State of Utah, in the interest of E.R., a person under eighteen years of age.
State of Utah, Appellee. J.R., Appellant,
District Juvenile Court, Provo Department The Honorable F.
Richards Smith No. 1012098
Margaret P. Lindsay, Attorney for Appellant
D. Reyes, Carol L.C. Verdoia, and John M. Peterson, Attorneys
Pierce, Guardian ad Litem
Michele M. Christiansen Forster authored this Opinion, in
which Judges Gregory K. Orme and Kate Appleby concurred.
CHRISTIANSEN FORSTER, JUDGE:
J.R. (Mother) appeals the juvenile court's termination of
her parental rights to E.R. We affirm.
The Division of Child and Family Services (DCFS) has been
involved with Mother and her family on and off since 2008.
Between 2008 and Mother's termination trial in 2018, DCFS
made multiple supported findings of environmental neglect
against both Mother and her husband (Father) with respect to
their three children, as well as findings of emotional
maltreatment, emotional abuse, domestic-violence abuse, and
physical abuse against Father.
E.R. is the youngest of Mother's three children and was
eleven years old at the time of Mother's termination
trial. E.R. "has been diagnosed with behavioral and
emotional dysregulation, secondary post-traumatic stress
disorder (PTSD), mood disorder and Asperger's." E.R.
has severe behavioral problems, including aggression and
Mother and Father divorced in 2013. "The current case
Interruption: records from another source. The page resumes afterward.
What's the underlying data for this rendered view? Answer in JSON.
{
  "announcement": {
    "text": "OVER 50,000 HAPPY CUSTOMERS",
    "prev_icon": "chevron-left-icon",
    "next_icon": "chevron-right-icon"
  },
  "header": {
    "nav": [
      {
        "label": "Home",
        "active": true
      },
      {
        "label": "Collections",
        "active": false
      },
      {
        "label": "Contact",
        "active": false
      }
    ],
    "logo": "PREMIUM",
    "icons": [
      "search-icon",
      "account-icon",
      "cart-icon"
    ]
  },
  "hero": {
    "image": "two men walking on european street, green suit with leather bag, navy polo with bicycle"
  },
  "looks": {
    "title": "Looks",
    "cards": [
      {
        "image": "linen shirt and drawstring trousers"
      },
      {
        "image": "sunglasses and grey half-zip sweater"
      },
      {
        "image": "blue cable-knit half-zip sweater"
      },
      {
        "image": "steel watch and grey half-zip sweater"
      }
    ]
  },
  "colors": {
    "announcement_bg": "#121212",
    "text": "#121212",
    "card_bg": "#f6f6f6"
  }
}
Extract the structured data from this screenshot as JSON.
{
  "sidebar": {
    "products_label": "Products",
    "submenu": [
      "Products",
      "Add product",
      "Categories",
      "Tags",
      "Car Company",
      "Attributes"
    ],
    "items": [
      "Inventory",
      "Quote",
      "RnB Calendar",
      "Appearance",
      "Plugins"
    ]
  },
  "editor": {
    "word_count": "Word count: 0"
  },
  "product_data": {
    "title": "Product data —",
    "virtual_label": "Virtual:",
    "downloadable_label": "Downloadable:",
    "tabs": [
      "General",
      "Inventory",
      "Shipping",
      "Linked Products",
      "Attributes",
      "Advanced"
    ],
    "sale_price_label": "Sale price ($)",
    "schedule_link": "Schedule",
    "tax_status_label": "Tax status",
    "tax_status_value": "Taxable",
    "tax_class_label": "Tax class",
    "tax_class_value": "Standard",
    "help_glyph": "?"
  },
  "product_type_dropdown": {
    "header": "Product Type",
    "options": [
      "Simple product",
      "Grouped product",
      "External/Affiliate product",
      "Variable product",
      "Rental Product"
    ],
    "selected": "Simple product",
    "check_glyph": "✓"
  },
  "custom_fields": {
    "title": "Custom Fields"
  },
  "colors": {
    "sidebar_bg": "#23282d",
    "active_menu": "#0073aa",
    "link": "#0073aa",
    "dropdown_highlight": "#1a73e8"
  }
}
was initiated in January 2016 when DCFS supported a finding
of dependency against the parents as to" E.R. after he
was hospitalized twice in the course of a month. The Utah
State Hospital accepted E.R. for admission but eventually
withdrew its placement offer after Father refused to consent
to his hospitalization. Subsequently, DCFS sought and
obtained a warrant to take E.R. into protective custody. The
juvenile court awarded legal custody and guardianship of E.R.
to DCFS and set concurrent goals for E.R. of reunification
with Mother or permanent custody and guardianship with a
relative. DCFS first placed E.R. at the Utah State
Hospital and later placed him with a foster family. On
November 30, 2016, the court terminated reunification
services after finding that neither parent was in substantial
compliance with the reunification plan. The court then
"set a primary goal of adoption with a concurrent goal
of permanent custody and guardianship." On September 28,
2017, the State filed a petition to terminate Mother's
and Father's parental rights, which was later bifurcated.
The court terminated Father's parental rights following a
trial in March 2018.
Mother's termination trial was held in August and
November 2018, following which the court terminated
Mother's parental rights. The court found that Mother had
made "some progress" in therapy but that she
"continues to minimize her own issues and the role she
played in the difficulties in her home." The court
attributed her progress "partly to her years of
treatment, and partly to the fact that she has not been
parenting [E.R.] for the last three years." It further
found that although E.R. and Mother are bonded and have had
appropriate contact in their bi-weekly visits, Mother
"does not possess the skills needed to effectively
parent [E.R.] over time." The court found grounds for
termination based on its determination that Mother is
"an unfit or incompetent parent," that there had
"been a failure of parental adjustment," and that
Mother had not remedied the circumstances causing E.R. to be
in an out-of-home placement and was unlikely to be capable of
exercising proper parental care in the future. See
Utah Code Ann. § 78A-6-507(1)(c)-(e) (LexisNexis 2018).
The court found that E.R. had made "significant
progress" through the "intense treatment he
received at the State Hospital," "ongoing
treatment," and the skills and efforts of his foster
family. It found that E.R. was "bonded with his mother,
and desires to have ongoing contact with her," and that
the "foster parents are supportive of appropriate
ongoing contact between [E.R.] and his now-adult siblings,
and between [E.R.] and his mother, and have encouraged such
contact." The court believed that "[i]f the foster
parents were to adopt [E.R., ] they would continue to support
that contact as long as it is healthy for [E.R.] and in his
The court found that it was in E.R.'s best interest to be
adopted by the foster parents. It observed that E.R.
"has a particular aversion to anything court
related" and that court proceedings cause him
significant distress. For this reason, the court determined
that E.R. "has a significant need for stability in his
placement" and that awarding permanent custody and
guardianship to the foster parents, rather than terminating
Mother's rights and permitting him to be adopted,
"would be detrimental to [him], and deny him the sense
of permanency and stability that he so desperately
needs." The court therefore determined that ...